### DATA IN THIS EXERCISE:
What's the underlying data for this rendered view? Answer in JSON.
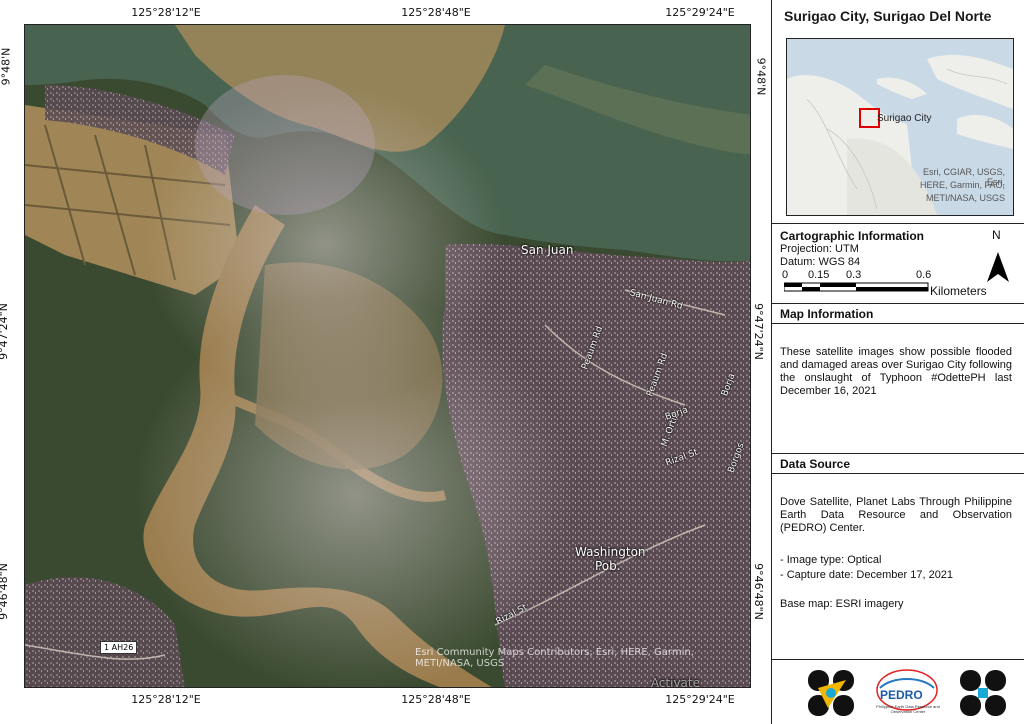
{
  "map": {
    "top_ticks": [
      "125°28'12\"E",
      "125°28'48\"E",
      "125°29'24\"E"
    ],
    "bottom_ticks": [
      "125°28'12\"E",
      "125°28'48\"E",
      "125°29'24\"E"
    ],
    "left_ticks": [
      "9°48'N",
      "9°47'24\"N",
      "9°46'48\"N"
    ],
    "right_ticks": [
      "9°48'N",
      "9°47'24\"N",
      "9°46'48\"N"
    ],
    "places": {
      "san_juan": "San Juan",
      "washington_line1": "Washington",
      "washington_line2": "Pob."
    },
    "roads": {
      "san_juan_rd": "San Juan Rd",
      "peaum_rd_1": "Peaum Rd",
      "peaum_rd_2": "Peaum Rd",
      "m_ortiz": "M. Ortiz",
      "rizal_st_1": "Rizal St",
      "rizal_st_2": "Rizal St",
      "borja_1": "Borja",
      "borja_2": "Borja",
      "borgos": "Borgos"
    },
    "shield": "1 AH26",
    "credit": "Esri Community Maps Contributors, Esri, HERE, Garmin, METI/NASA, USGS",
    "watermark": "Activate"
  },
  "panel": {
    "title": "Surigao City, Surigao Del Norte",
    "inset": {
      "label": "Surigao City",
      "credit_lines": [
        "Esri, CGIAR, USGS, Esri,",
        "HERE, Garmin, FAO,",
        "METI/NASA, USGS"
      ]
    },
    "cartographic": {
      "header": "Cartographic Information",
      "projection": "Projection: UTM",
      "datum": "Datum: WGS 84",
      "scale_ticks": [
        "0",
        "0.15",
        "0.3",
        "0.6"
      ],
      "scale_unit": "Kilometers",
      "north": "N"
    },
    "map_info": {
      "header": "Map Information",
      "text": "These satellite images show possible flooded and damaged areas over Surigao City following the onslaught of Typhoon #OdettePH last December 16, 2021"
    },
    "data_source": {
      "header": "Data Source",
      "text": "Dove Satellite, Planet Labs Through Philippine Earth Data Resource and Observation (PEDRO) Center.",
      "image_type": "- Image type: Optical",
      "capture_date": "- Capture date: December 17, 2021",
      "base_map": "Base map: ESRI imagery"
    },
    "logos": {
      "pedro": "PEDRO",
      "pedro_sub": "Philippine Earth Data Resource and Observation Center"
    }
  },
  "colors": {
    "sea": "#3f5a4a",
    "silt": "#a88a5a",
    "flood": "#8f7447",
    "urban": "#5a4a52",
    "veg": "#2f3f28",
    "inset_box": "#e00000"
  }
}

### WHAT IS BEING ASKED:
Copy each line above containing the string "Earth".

### EXERCISE ANSWER:
      "text": "Dove Satellite, Planet Labs Through Philippine Earth Data Resource and Observation (PEDRO) Center.",
      "pedro_sub": "Philippine Earth Data Resource and Observation Center"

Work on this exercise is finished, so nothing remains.